|Motor Driver Truth Table|
The motor driver supports PWM frequencies as high as 100 kHz, but note that switching losses in the driver will be proportional to the PWM frequency. Typically, around 20 kHz is a good choice for sign-magnitude operation since it is high enough to be ultrasonic, which results in quieter operation.
A pulse on the PWM pin must be high for a minimum duration of approximately 0.5 µs before the outputs turn on for the corresponding duration (any shorter input pulse does not produce a change on the outputs), so low duty cycles become unavailable at high frequencies. For example, at 100 kHz, the pulse period is 10 µs, and the minimum non-zero duty cycle achievable is 0.5/10, or 5%.
Current sensing and limiting
The driver’s current sense pin, CS, outputs a voltage proportional to the motor current while the H-bridge is driving. The output voltage is about 10 mV/A plus a small offset, which is typically about 50 mV.
The CS output is ; it is inactive (low) when the driver is in brake mode (slow decay), which happens when the PWM input is low or when current limiting is active. Current will continue to circulate through the motor when the driver begins braking, but the voltage on the CS pin will not accurately reflect the motor current in brake mode. The CS voltage is used internally by the motor driver, so to avoid interfering with the driver’s operation, you should add a capacitor to this pin or connect a load that draws more than a few mA from it.
The G2 driver has the ability to limit the motor current through current chopping: once the motor drive current reaches a set threshold, the driver goes into brake mode (slow decay) for about 25 µs before applying power to drive the motor again. This makes it more practical to use the driver with a motor that might only draw a few amps while running but can draw many times that amount (tens of amps) when starting.
The current limiting threshold is nominally set to about 60 A by default.
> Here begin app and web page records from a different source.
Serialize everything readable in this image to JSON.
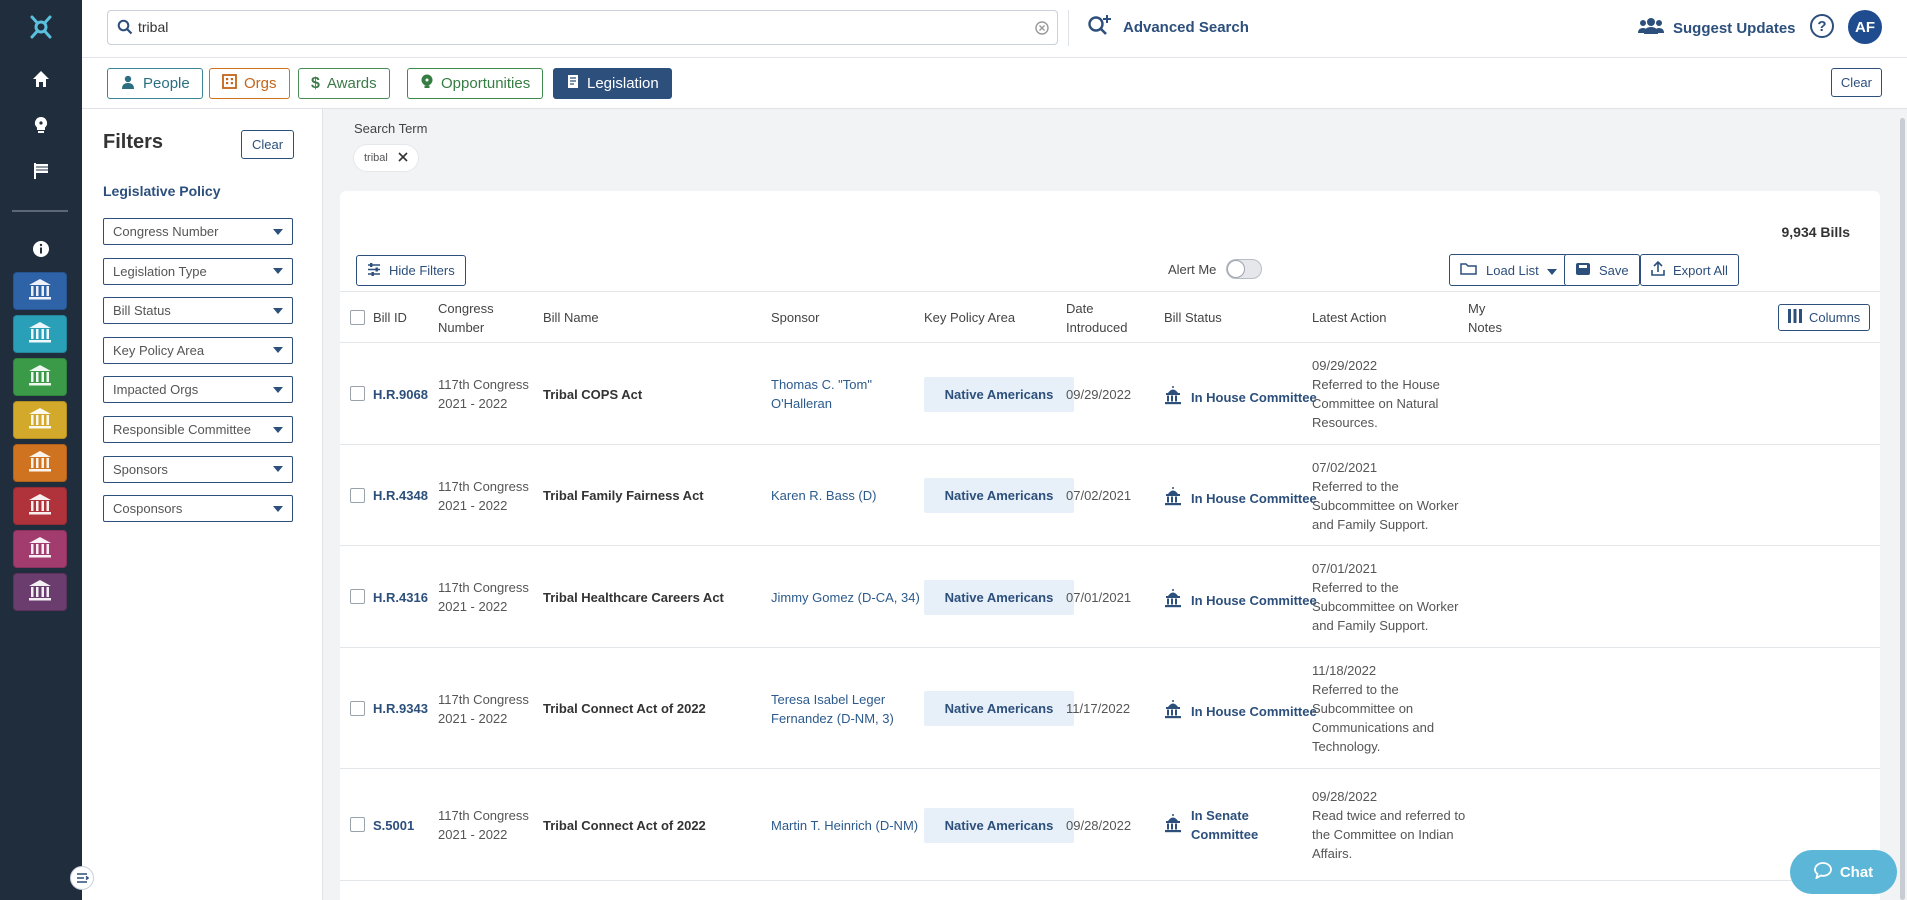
{
  "search": {
    "value": "tribal",
    "advanced_label": "Advanced Search"
  },
  "header": {
    "suggest_label": "Suggest Updates",
    "help_label": "?",
    "avatar_initials": "AF"
  },
  "type_tabs": [
    {
      "label": "People",
      "color": "#2b6f80"
    },
    {
      "label": "Orgs",
      "color": "#c4641a"
    },
    {
      "label": "Awards",
      "color": "#3b7a48"
    },
    {
      "label": "Opportunities",
      "color": "#357d43"
    },
    {
      "label": "Legislation",
      "color": "#2c4f7c",
      "active": true
    }
  ],
  "top_clear_label": "Clear",
  "rail": {
    "nav_icons": [
      "home-icon",
      "lightbulb-icon",
      "flag-icon",
      "info-icon"
    ],
    "tiles": [
      {
        "icon": "capitol-icon",
        "color": "#2e63a8"
      },
      {
        "icon": "institution-icon",
        "color": "#2aa0b8"
      },
      {
        "icon": "government-building-icon",
        "color": "#3a9a48"
      },
      {
        "icon": "money-building-icon",
        "color": "#d2a92a"
      },
      {
        "icon": "justice-scale-icon",
        "color": "#d07320"
      },
      {
        "icon": "city-building-icon",
        "color": "#b0333c"
      },
      {
        "icon": "hand-globe-icon",
        "color": "#a23b6e"
      },
      {
        "icon": "gavel-icon",
        "color": "#6a3d6e"
      }
    ]
  },
  "filters": {
    "title": "Filters",
    "clear_label": "Clear",
    "section": "Legislative Policy",
    "dropdowns": [
      "Congress Number",
      "Legislation Type",
      "Bill Status",
      "Key Policy Area",
      "Impacted Orgs",
      "Responsible Committee",
      "Sponsors",
      "Cosponsors"
    ]
  },
  "search_term": {
    "label": "Search Term",
    "chip": "tribal"
  },
  "results": {
    "count": "9,934 Bills",
    "hide_filters": "Hide Filters",
    "alert_me": "Alert Me",
    "load_list": "Load List",
    "save": "Save",
    "export_all": "Export All",
    "columns_btn": "Columns"
  },
  "table": {
    "headers": {
      "bill_id": "Bill ID",
      "congress_1": "Congress",
      "congress_2": "Number",
      "bill_name": "Bill Name",
      "sponsor": "Sponsor",
      "policy": "Key Policy Area",
      "date_1": "Date",
      "date_2": "Introduced",
      "status": "Bill Status",
      "action": "Latest Action",
      "notes_1": "My",
      "notes_2": "Notes"
    },
    "rows": [
      {
        "id": "H.R.9068",
        "congress": "117th Congress",
        "years": "2021 - 2022",
        "name": "Tribal COPS Act",
        "sponsor_1": "Thomas C. \"Tom\"",
        "sponsor_2": "O'Halleran",
        "policy": "Native Americans",
        "date": "09/29/2022",
        "status_1": "In House Committee",
        "status_2": "",
        "action_date": "09/29/2022",
        "action_1": "Referred to the House",
        "action_2": "Committee on Natural",
        "action_3": "Resources.",
        "action_4": ""
      },
      {
        "id": "H.R.4348",
        "congress": "117th Congress",
        "years": "2021 - 2022",
        "name": "Tribal Family Fairness Act",
        "sponsor_1": "Karen R. Bass (D)",
        "sponsor_2": "",
        "policy": "Native Americans",
        "date": "07/02/2021",
        "status_1": "In House Committee",
        "status_2": "",
        "action_date": "07/02/2021",
        "action_1": "Referred to the",
        "action_2": "Subcommittee on Worker",
        "action_3": "and Family Support.",
        "action_4": ""
      },
      {
        "id": "H.R.4316",
        "congress": "117th Congress",
        "years": "2021 - 2022",
        "name": "Tribal Healthcare Careers Act",
        "sponsor_1": "Jimmy Gomez (D-CA, 34)",
        "sponsor_2": "",
        "policy": "Native Americans",
        "date": "07/01/2021",
        "status_1": "In House Committee",
        "status_2": "",
        "action_date": "07/01/2021",
        "action_1": "Referred to the",
        "action_2": "Subcommittee on Worker",
        "action_3": "and Family Support.",
        "action_4": ""
      },
      {
        "id": "H.R.9343",
        "congress": "117th Congress",
        "years": "2021 - 2022",
        "name": "Tribal Connect Act of 2022",
        "sponsor_1": "Teresa Isabel Leger",
        "sponsor_2": "Fernandez (D-NM, 3)",
        "policy": "Native Americans",
        "date": "11/17/2022",
        "status_1": "In House Committee",
        "status_2": "",
        "action_date": "11/18/2022",
        "action_1": "Referred to the",
        "action_2": "Subcommittee on",
        "action_3": "Communications and",
        "action_4": "Technology."
      },
      {
        "id": "S.5001",
        "congress": "117th Congress",
        "years": "2021 - 2022",
        "name": "Tribal Connect Act of 2022",
        "sponsor_1": "Martin T. Heinrich (D-NM)",
        "sponsor_2": "",
        "policy": "Native Americans",
        "date": "09/28/2022",
        "status_1": "In Senate",
        "status_2": "Committee",
        "action_date": "09/28/2022",
        "action_1": "Read twice and referred to",
        "action_2": "the Committee on Indian",
        "action_3": "Affairs.",
        "action_4": ""
      }
    ]
  },
  "chat_label": "Chat"
}
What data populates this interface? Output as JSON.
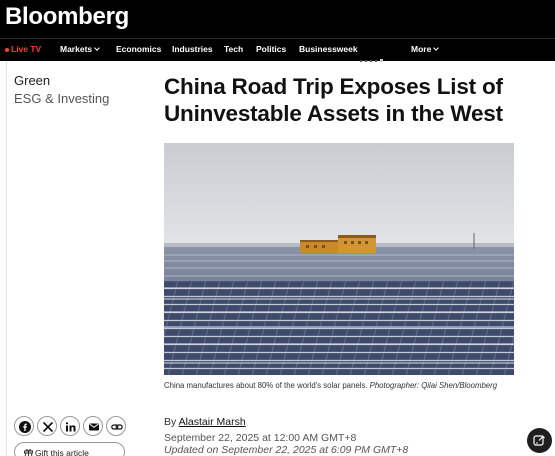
{
  "header": {
    "logo": "Bloomberg"
  },
  "nav": {
    "items": [
      {
        "label": "Live TV"
      },
      {
        "label": "Markets"
      },
      {
        "label": "Economics"
      },
      {
        "label": "Industries"
      },
      {
        "label": "Tech"
      },
      {
        "label": "Politics"
      },
      {
        "label": "Businessweek"
      },
      {
        "label": "More"
      }
    ]
  },
  "section": {
    "name": "Green",
    "subsection": "ESG & Investing"
  },
  "article": {
    "headline": "China Road Trip Exposes List of Uninvestable Assets in the West",
    "caption_text": "China manufactures about 80% of the world's solar panels. ",
    "caption_credit": "Photographer: Qilai Shen/Bloomberg",
    "byline_prefix": "By ",
    "author": "Alastair Marsh",
    "published": "September 22, 2025 at 12:00 AM GMT+8",
    "updated": "Updated on September 22, 2025 at 6:09 PM GMT+8"
  },
  "share": {
    "icons": [
      "facebook-icon",
      "x-icon",
      "linkedin-icon",
      "email-icon",
      "link-icon"
    ],
    "gift_label": "Gift this article"
  },
  "colors": {
    "header_bg": "#000000",
    "live": "#ff3b30",
    "text": "#111111"
  }
}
You can lower the limit by connecting an additional resistor between the VREF pin and the adjacent GND pin; the graph below shows how the current limit relates to the VREF resistor value. For example, adding a 100 kΩ resistor between VREF and GND lowers the current limit to approximately 41 A. Note that the current limiting threshold is not highly precise (we have seen some units limit the current as low as about 50 A when the threshold is set to the board’s default of 60 A), and it is less accurate at especially low settings (indicated by the dashed portion of the curve).
The motor driver can detect several fault states that it reports by driving the FLT pin low; this is an open-drain output that should be pulled up to your system’s logic voltage. The detectable faults include short circuits on the outputs, under-voltage, and over-temperature. All of the faults disable the motor outputs but are not latched, meaning the driver will attempt to resume operation when the fault condition is removed (or after a delay of a few milliseconds in the case of the short circuit fault). The over-temperature fault provides a weak indication of the board being too hot, but it does not directly indicate the temperature of the MOSFETs, which are usually the first components to overheat, so you should count on this fault to prevent damage from over-temperature conditions.
Real-world power dissipation considerations
The MOSFETs can handle large current spikes for short durations (e.g. 100 A for a few milliseconds), and the driver’s current chopping will keep the average current under the set limit. The peak ratings are for quick transients (e.g. when a motor is first turned on), and the continuous rating of 25 A is dependent on various conditions, such as the ambient temperature. PWMing the motor will introduce additional heating proportional to the frequency. The actual current you can deliver will depend on how well you can keep the motor driver cool. The driver’s printed circuit board is designed to draw heat out of the MOSFETs, but performance can be improved by adding a heat sink.